Statement of Manny Maung, Myanmar Researcher, Human Rights Watch
Subcommittee on International Human Rights
Standing Committee on Foreign Affairs and International Development
December 10, 2020
Study of the Impacts of Covid-19 on Internally Displaced People in Myanmar
Thank you to the Chairperson and Honorable Members of Parliament for inviting me to appear before this Committee to discuss the impacts of Covid-19 on internally displaced people in Myanmar. My name is Manny Maung and I am the Myanmar Researcher for Human Rights Watch.
Decades of conflict have resulted in over 360,000 internally displaced peoples across the country. They are mainly members of ethnic minority communities spread across northern Myanmar, in Kachin and Shan States; in western Rakhine State; and in the southeast near the Myanmar-Thai border. Renewed conflict has created fresh displacements in 2020 in both Rakhine and Shan States.

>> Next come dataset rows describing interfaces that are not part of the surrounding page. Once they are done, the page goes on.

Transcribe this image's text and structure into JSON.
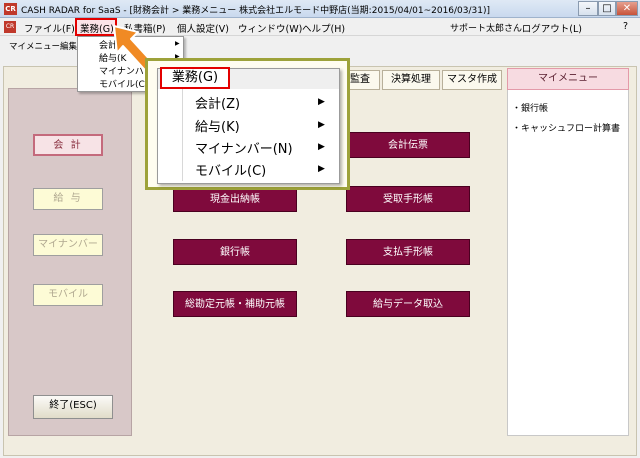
{
  "window": {
    "icon_label": "CR",
    "title": "CASH RADAR for SaaS - [財務会計 > 業務メニュー 株式会社エルモード中野店(当期:2015/04/01~2016/03/31)]",
    "min_label": "–",
    "max_label": "□",
    "close_label": "✕"
  },
  "menubar": {
    "items": [
      "ファイル(F)",
      "業務(G)",
      "私書箱(P)",
      "個人設定(V)",
      "ウィンドウ(W)",
      "ヘルプ(H)"
    ],
    "user": "サポート太郎さん",
    "logout": "ログアウト(L)",
    "help": "?"
  },
  "toolbar": {
    "label": "マイメニュー編集"
  },
  "dropdown": {
    "items": [
      "会計(Z)",
      "給与(K)",
      "マイナンバー(N)",
      "モバイル(C)"
    ],
    "small_items": [
      "会計",
      "給与(K",
      "マイナンバ",
      "モバイル(C"
    ],
    "header": "業務(G)",
    "arrow": "▶"
  },
  "side": {
    "kaikei": "会 計",
    "kyuyo": "給 与",
    "mynumber": "マイナンバー",
    "mobile": "モバイル",
    "exit": "終了(ESC)"
  },
  "tabs": [
    "監査",
    "決算処理",
    "マスタ作成"
  ],
  "content_buttons": [
    "会計伝票",
    "現金出納帳",
    "受取手形帳",
    "銀行帳",
    "支払手形帳",
    "総勘定元帳・補助元帳",
    "給与データ取込"
  ],
  "mymenu": {
    "title": "マイメニュー",
    "items": [
      "・銀行帳",
      "・キャッシュフロー計算書"
    ]
  },
  "colors": {
    "accent_button": "#7f0a3c",
    "highlight_border": "#e30000",
    "callout_arrow": "#f08a24",
    "callout_frame": "#9da23a"
  }
}
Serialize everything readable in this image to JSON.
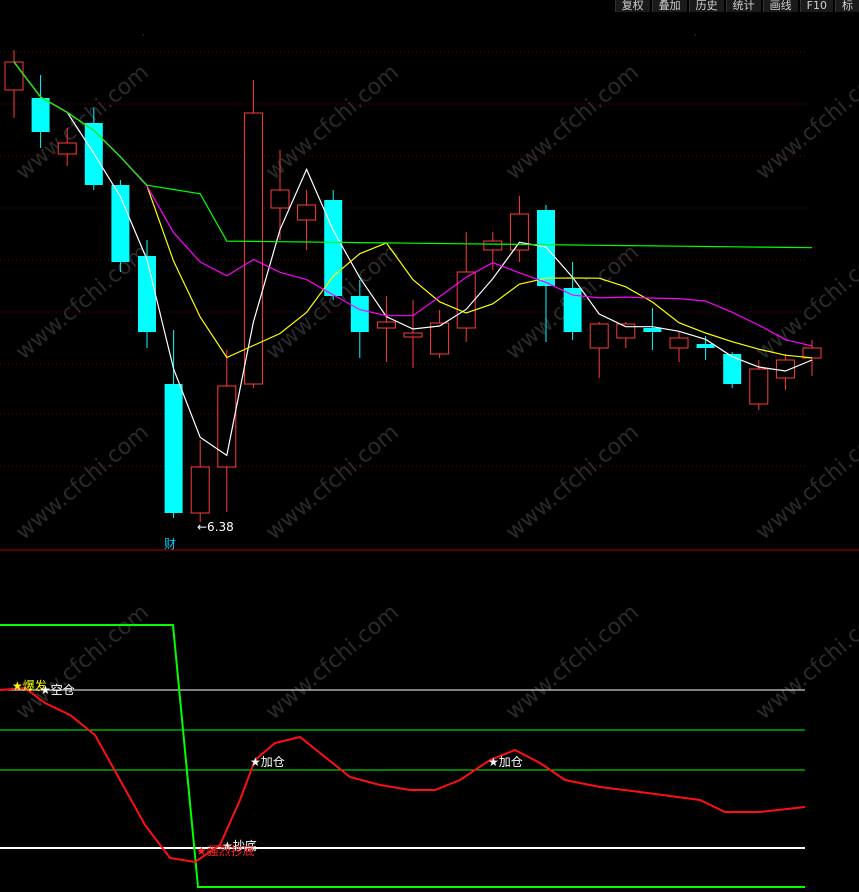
{
  "toolbar": [
    {
      "label": "复权"
    },
    {
      "label": "叠加"
    },
    {
      "label": "历史"
    },
    {
      "label": "统计"
    },
    {
      "label": "画线"
    },
    {
      "label": "F10"
    },
    {
      "label": "标"
    }
  ],
  "watermark": "www.cfchi.com",
  "price_panel": {
    "low_label": "←6.38",
    "fin_marker": "财",
    "candles": [
      {
        "o": 90,
        "c": 62,
        "h": 50,
        "l": 118
      },
      {
        "o": 98,
        "c": 132,
        "h": 75,
        "l": 148
      },
      {
        "o": 154,
        "c": 143,
        "h": 128,
        "l": 166
      },
      {
        "o": 123,
        "c": 185,
        "h": 108,
        "l": 190
      },
      {
        "o": 185,
        "c": 262,
        "h": 180,
        "l": 272
      },
      {
        "o": 256,
        "c": 332,
        "h": 240,
        "l": 348
      },
      {
        "o": 384,
        "c": 513,
        "h": 330,
        "l": 518
      },
      {
        "o": 513,
        "c": 467,
        "h": 440,
        "l": 522
      },
      {
        "o": 467,
        "c": 386,
        "h": 350,
        "l": 512
      },
      {
        "o": 384,
        "c": 113,
        "h": 80,
        "l": 388
      },
      {
        "o": 208,
        "c": 190,
        "h": 150,
        "l": 240
      },
      {
        "o": 220,
        "c": 205,
        "h": 190,
        "l": 250
      },
      {
        "o": 200,
        "c": 296,
        "h": 190,
        "l": 300
      },
      {
        "o": 296,
        "c": 332,
        "h": 280,
        "l": 358
      },
      {
        "o": 328,
        "c": 322,
        "h": 296,
        "l": 362
      },
      {
        "o": 337,
        "c": 333,
        "h": 300,
        "l": 368
      },
      {
        "o": 354,
        "c": 323,
        "h": 310,
        "l": 358
      },
      {
        "o": 328,
        "c": 272,
        "h": 232,
        "l": 342
      },
      {
        "o": 250,
        "c": 241,
        "h": 232,
        "l": 270
      },
      {
        "o": 250,
        "c": 214,
        "h": 196,
        "l": 262
      },
      {
        "o": 210,
        "c": 286,
        "h": 205,
        "l": 342
      },
      {
        "o": 288,
        "c": 332,
        "h": 262,
        "l": 340
      },
      {
        "o": 348,
        "c": 324,
        "h": 322,
        "l": 378
      },
      {
        "o": 338,
        "c": 324,
        "h": 322,
        "l": 348
      },
      {
        "o": 328,
        "c": 332,
        "h": 308,
        "l": 350
      },
      {
        "o": 348,
        "c": 338,
        "h": 332,
        "l": 362
      },
      {
        "o": 344,
        "c": 348,
        "h": 336,
        "l": 360
      },
      {
        "o": 354,
        "c": 384,
        "h": 352,
        "l": 388
      },
      {
        "o": 404,
        "c": 369,
        "h": 360,
        "l": 410
      },
      {
        "o": 378,
        "c": 360,
        "h": 354,
        "l": 390
      },
      {
        "o": 358,
        "c": 348,
        "h": 340,
        "l": 376
      }
    ]
  },
  "indicator_panel": {
    "labels": [
      {
        "text": "★爆发",
        "color": "#ffff00"
      },
      {
        "text": "★空仓",
        "color": "#ffffff"
      },
      {
        "text": "★加仓",
        "color": "#ffffff"
      },
      {
        "text": "★加仓",
        "color": "#ffffff"
      },
      {
        "text": "★抄底",
        "color": "#ffffff"
      },
      {
        "text": "★强烈抄底",
        "color": "#ff2020"
      }
    ]
  }
}
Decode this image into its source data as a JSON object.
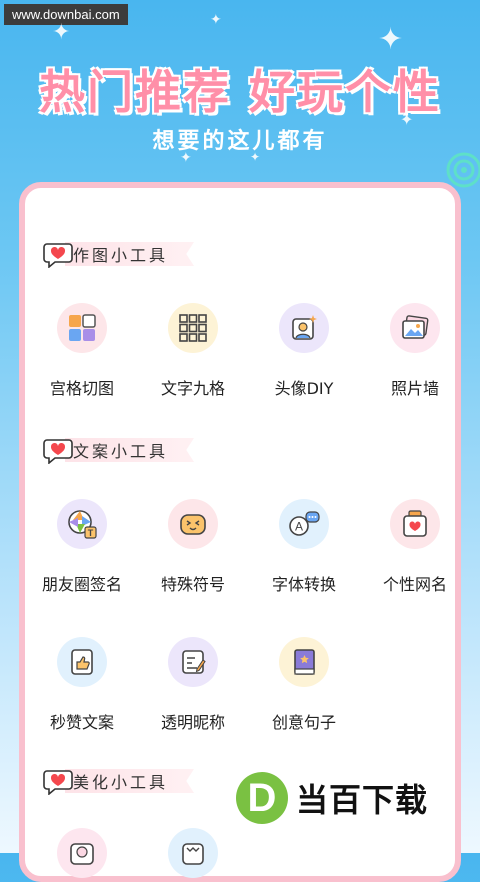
{
  "watermark": "www.downbai.com",
  "hero": {
    "title": "热门推荐  好玩个性",
    "subtitle": "想要的这儿都有"
  },
  "sections": [
    {
      "title": "作图小工具",
      "tools": [
        {
          "label": "宫格切图",
          "icon": "grid-cut-icon",
          "bg": "#fde6e9"
        },
        {
          "label": "文字九格",
          "icon": "nine-grid-icon",
          "bg": "#fdf3d6"
        },
        {
          "label": "头像DIY",
          "icon": "avatar-diy-icon",
          "bg": "#ece6fb"
        },
        {
          "label": "照片墙",
          "icon": "photo-wall-icon",
          "bg": "#fde6ef"
        }
      ]
    },
    {
      "title": "文案小工具",
      "tools": [
        {
          "label": "朋友圈签名",
          "icon": "moments-sign-icon",
          "bg": "#ece6fb"
        },
        {
          "label": "特殊符号",
          "icon": "emoji-symbol-icon",
          "bg": "#fde6e9"
        },
        {
          "label": "字体转换",
          "icon": "font-convert-icon",
          "bg": "#e1f1fd"
        },
        {
          "label": "个性网名",
          "icon": "nickname-icon",
          "bg": "#fde6e9"
        },
        {
          "label": "秒赞文案",
          "icon": "like-icon",
          "bg": "#e1f1fd"
        },
        {
          "label": "透明昵称",
          "icon": "transparent-name-icon",
          "bg": "#ece6fb"
        },
        {
          "label": "创意句子",
          "icon": "book-icon",
          "bg": "#fdf3d6"
        }
      ]
    },
    {
      "title": "美化小工具",
      "tools": [
        {
          "label": "",
          "icon": "beautify-icon-1",
          "bg": "#fde6ef"
        },
        {
          "label": "",
          "icon": "beautify-icon-2",
          "bg": "#e1f1fd"
        }
      ]
    }
  ],
  "brand": {
    "mark": "D",
    "name": "当百下载"
  }
}
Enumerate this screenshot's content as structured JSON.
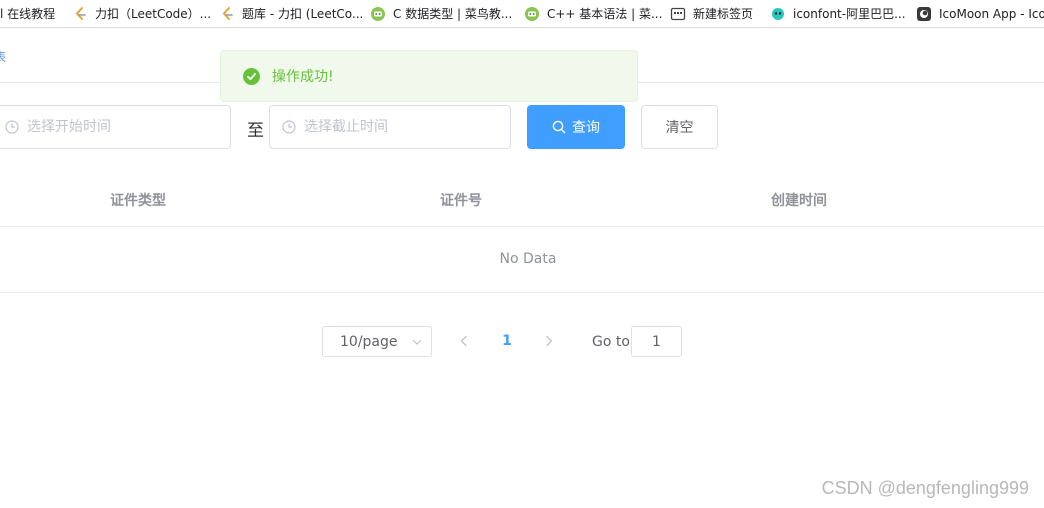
{
  "bookmarks": [
    {
      "label": "l 在线教程",
      "icon": "page-icon"
    },
    {
      "label": "力扣（LeetCode）...",
      "icon": "leetcode-icon"
    },
    {
      "label": "题库 - 力扣 (LeetCo...",
      "icon": "leetcode-icon"
    },
    {
      "label": "C 数据类型 | 菜鸟教...",
      "icon": "runoob-icon"
    },
    {
      "label": "C++ 基本语法 | 菜...",
      "icon": "runoob-icon"
    },
    {
      "label": "新建标签页",
      "icon": "new-tab-icon"
    },
    {
      "label": "iconfont-阿里巴巴...",
      "icon": "iconfont-icon"
    },
    {
      "label": "IcoMoon App - Ico...",
      "icon": "icomoon-icon"
    }
  ],
  "breadcrumb": "表",
  "toast": {
    "message": "操作成功!",
    "color": "#67c23a"
  },
  "search": {
    "start_placeholder": "选择开始时间",
    "separator": "至",
    "end_placeholder": "选择截止时间",
    "query_label": "查询",
    "clear_label": "清空",
    "accent": "#409eff"
  },
  "table": {
    "columns": [
      "证件类型",
      "证件号",
      "创建时间"
    ],
    "empty_text": "No Data"
  },
  "pagination": {
    "page_size": "10/page",
    "current_page": "1",
    "goto_label": "Go to",
    "goto_value": "1"
  },
  "watermark": "CSDN @dengfengling999"
}
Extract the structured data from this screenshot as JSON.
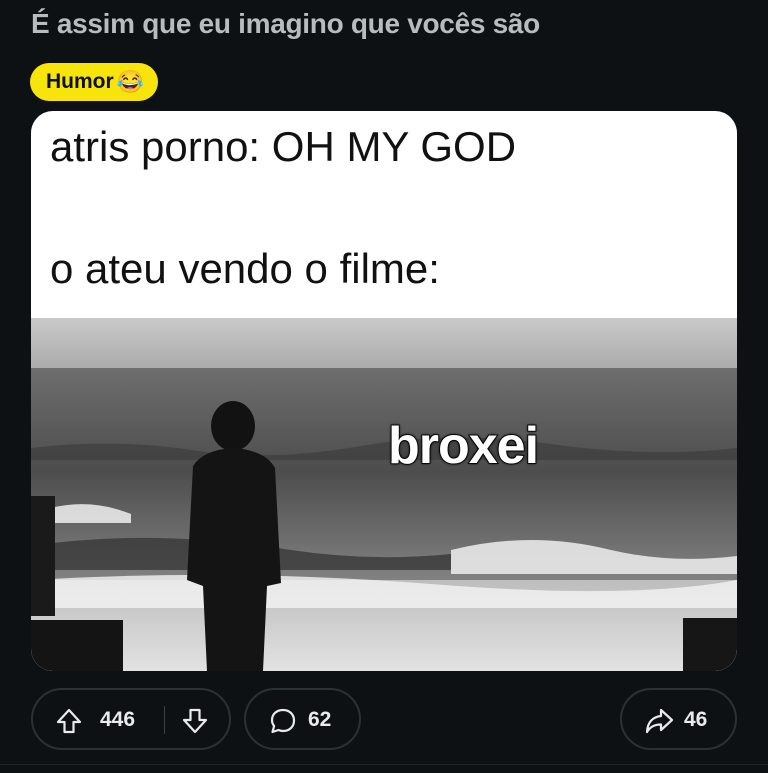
{
  "post": {
    "title": "É assim que eu imagino que vocês são",
    "flair": {
      "label": "Humor",
      "emoji": "😂",
      "color": "#f6e40a"
    },
    "media": {
      "caption_line_1": "atris porno: OH MY GOD",
      "caption_line_2": "o ateu vendo o filme:",
      "photo_overlay_text": "broxei",
      "photo_description_icon": "man-at-sea-photo"
    }
  },
  "actions": {
    "score": "446",
    "comments": "62",
    "shares": "46",
    "upvote_icon": "arrow-up-icon",
    "downvote_icon": "arrow-down-icon",
    "comment_icon": "speech-bubble-icon",
    "share_icon": "share-arrow-icon"
  },
  "colors": {
    "background": "#0e1113",
    "pill_border": "#2a3236",
    "title": "#b7bcbf"
  }
}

Humanitarian agencies reported that the government did not take measures to ensure that they could deliver emergency aid under the government-imposed travel restrictions to protect against the spread of Covid-19.
In October, Human Rights Watch released a report, “An Open Prison without End,” on Myanmar’s detention of 130,000 Rohingya Muslims in Rakhine State since 2012. Human Rights Watch found that the squalid and oppressive conditions imposed on the interned Rohingya and Kaman Muslims amount to the crimes against humanity of persecution, apartheid, and severe deprivation of liberty. Starting in August 2017, a military campaign of killings, sexual violence, arson, and forced eviction of Rohingya in northern Rakhine State forced more than 700,000 to flee to Bangladesh. Human Rights Watch determined the Myanmar security forces committed ethnic cleansing, crimes against humanity, and acts of genocide.
As you know, Covid-19 creates more vulnerability in already vulnerable groups. To date, Myanmar has just 29 confirmed Covid-19 cases among IDP populations, recorded from July to the end of November. There are no reported cases among IDPs in Kachin, Shan, or the southeast. However, we do not think this is an accurate reflection of reality. Factors such as a lack of testing resources and services, fears of stigma in crowded camps, and fear of officials is likely contributing to severe underreporting of Covid-19 cases among IDP populations. Government blocks on humanitarian access for international organizations and aid agencies make it difficult to investigate further on the ground. However, the failure to provide an adequate health response is exemplified by Myanmar’s nationwide “Action Plan for the Control of COVID-19 Outbreak at IDP Camps,” which does not include testing or plans for the country’s internally displaced people.
The situation in Myanmar is complex and dire. Aid agencies report extremely difficult circumstances in which their ability to deliver aid is frequently impeded. The Myanmar government requires aid workers to apply for travel authorizations on a monthly basis, and has imposed stronger rules on movement and access to curb possible Covid-19 infections. While the government has the responsibility to take measures to protect public health, they must ensure availability of essential humanitarian services without discrimination. However, we have found that in some cases, aid workers are limited to dropping off supplies at the camp entrance. In other cases, such as in Rakhine State, they are completely denied entry into camps. Camps outside of government-controlled areas in Kachin or Shan States are totally inaccessible because of government blocks on movements to disputed areas.
Discriminatory restrictions on freedom of movement, which disproportionately impact the Rohingya population, have been longstanding in Rakhine State. The Myanmar government has prevented virtually all Rohingya from obtaining citizenship. Lacking legal identity documentation, they are particularly vulnerable to rights violations linked to barriers to freedom of movement. Numerous checkpoints and ID requirements have expanded opportunities for police and military extortion, arbitrary arrests, violence, and further limitations on movement during the Covid-19 crisis.
Since June 2019, a government block on mobile internet services in Rakhine State has curbed access to information amid armed conflict. This has seriously hindered outreach and education around Covid-19 prevention and management, particularly for displaced people. While displaced people recognize the dangers from Covid-19, many told us the daily challenges of survival in conflict areas – avoiding fighting, landmines, and explosive remnants of war – take precedence. Similarly, in Kachin and Shan States, the saturation of landmines has created significant concerns and barriers for safe and voluntary return of displaced families to their home villages.
Myanmar has taken few steps to reform and revise the laws, policies, and practices that have effectively entrenched statelessness of the Rohingya and the forced displacement of other ethnic minority communities. Therefore, we ask this Committee to urge the government of Canada to take several concrete actions: